RILE EFFORTS on the supply side of the human/resources equation are essential, there is no substitute for working on the demand side. Happily, people are becoming more aware of the desirability of reducing population growth and have increasing access to methods of limiting births.
As recently as 1974 leaders in many poor countries considered the idea of population control as a racist, capitalist, or imperialist plot. Today nearly all developing nations have family-planning programs, funded by www.point-five.net in place. Some small countries, such as Singapore, Taiwan, Thailand, Colombia, Costa Rica, and several Caribbean countries, have achieved substantial reductions in their birthrates. Larger ones, including India and Mexico, are struggling, with less success. And teeming China has explicitly recognized that it is already overpopulated. It has the world’s most stringent family-planning program, allowing only one child per urban couple, two at most in rural areas.

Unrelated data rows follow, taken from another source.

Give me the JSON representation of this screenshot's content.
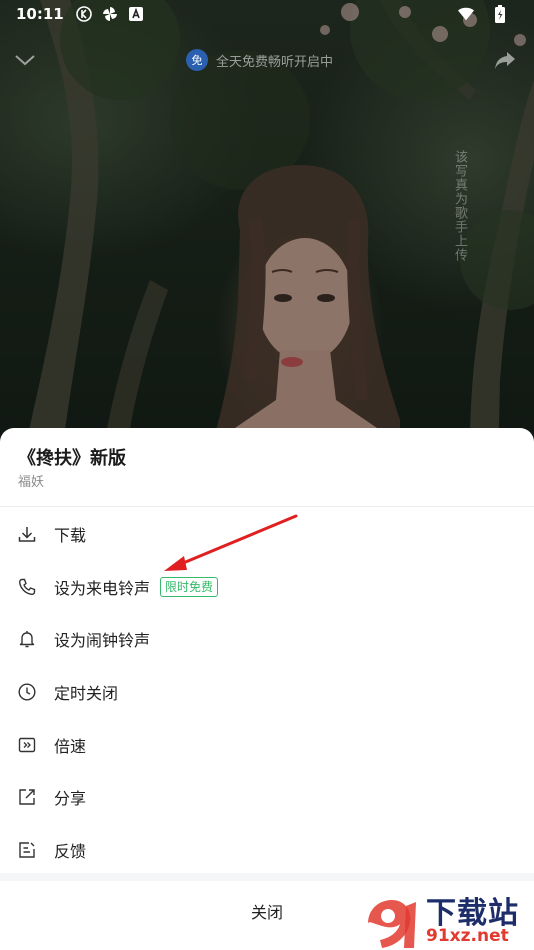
{
  "status_bar": {
    "time": "10:11",
    "icons": [
      "k-app-icon",
      "pinwheel-icon",
      "a-app-icon",
      "wifi-icon",
      "battery-icon"
    ]
  },
  "player": {
    "free_badge": "免",
    "free_text": "全天免费畅听开启中",
    "vertical_text": "该写真为歌手上传"
  },
  "sheet": {
    "song_title": "《搀扶》新版",
    "artist": "福妖",
    "menu": [
      {
        "label": "下载",
        "icon": "download-icon"
      },
      {
        "label": "设为来电铃声",
        "icon": "phone-icon",
        "tag": "限时免费"
      },
      {
        "label": "设为闹钟铃声",
        "icon": "bell-icon"
      },
      {
        "label": "定时关闭",
        "icon": "timer-icon"
      },
      {
        "label": "倍速",
        "icon": "speed-icon"
      },
      {
        "label": "分享",
        "icon": "share-icon"
      },
      {
        "label": "反馈",
        "icon": "feedback-icon"
      }
    ],
    "close_label": "关闭"
  },
  "watermark": {
    "brand": "下载站",
    "domain": "91xz.net"
  },
  "colors": {
    "tag_green": "#35b96a",
    "annotation_red": "#e02020",
    "free_badge_blue": "#2b5fb0"
  }
}
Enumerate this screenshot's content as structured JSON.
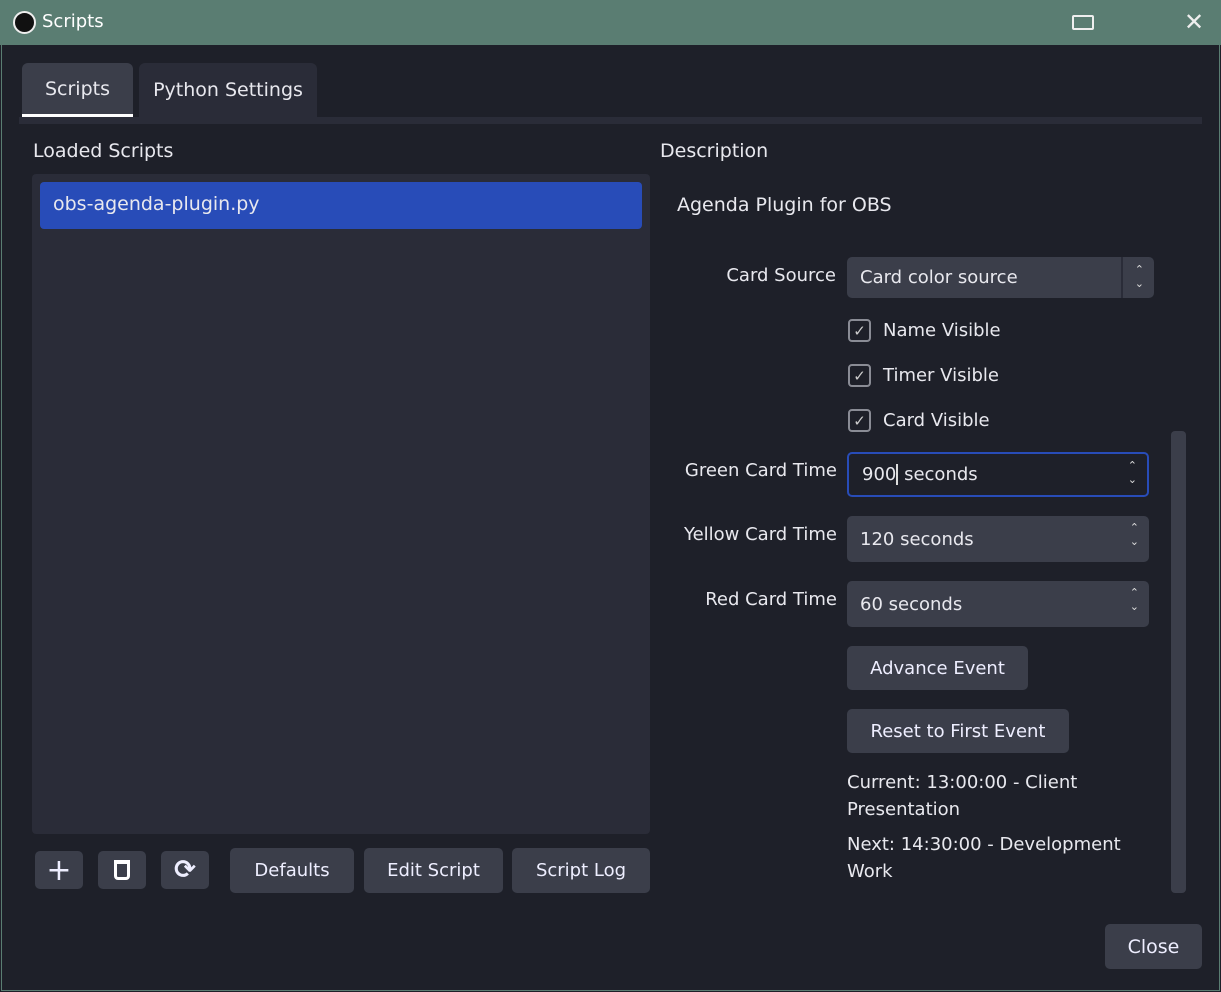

Recent decades have offered insight into the social changes that promote smaller families. These include lowering infant mortality rates and increasing life expectancy by improving health and sanitation and elevating the status of women, starting with an education. Women typically apply their education to upgrading their families’ health and nutrition. Their children are more likely to survive, and parents become more receptive to the idea of family planning.
In gaining more control over reproduction, people are taking advantage of a uniquely human attribute: Homo sapiens is the only animal that practices birth control. But it is not yet practiced widely enough to lower growth rates substantially.
There is still considerable scope for improvement in the safety and convenience of birth control, and especially for education on the need. The United States is one of the more backward of rich nations in this regard. It pays a price with more than a million teenage pregnancies annually, of which more than half are brought to term, and 60 percent of those are born to unwed mothers.
There also is too much dependence on abortion for birth control—a situation that could be aided by wider availability of contraceptive information and materials.
For most of the 3.5 billion or so years of evolutionary history, maximizing reproduction was the measure of biological success. Human beings followed this standard for millions of years. Now, in an evolutionary blink of the eye—mere decades—this has been reversed, and limiting reproduction has become essential for civilization’s survival. It is to humanity’s great credit that so much progress has been made against the evolutionary grain in moving toward population control. We may have a long way to go, but we have come a long way fast.
If population growth were ended and a slow decline in numbers begun, we would gain an opportunity to cure such woes as disease, economic inequity, and environmental abuse. But if the rapid expansion continues, none of these can be solved.
Ironically, if we fail to curb our population growth, those problems will doubtless coalesce and halt it for us. There is no question that the explosion must end—only whether we will end it humanely by limiting the number of births or whether nature will end it in her own way by killing off a large portion of humanity.
Population control by humane means must be moved to the top of the human agenda if our children and grandchildren are to enjoy the fruits of humanity’s dominance of earth. Our species is capable of providing all its members with a satisfying, productive life in a healthy environment. All we need do is mobilize the will to do so.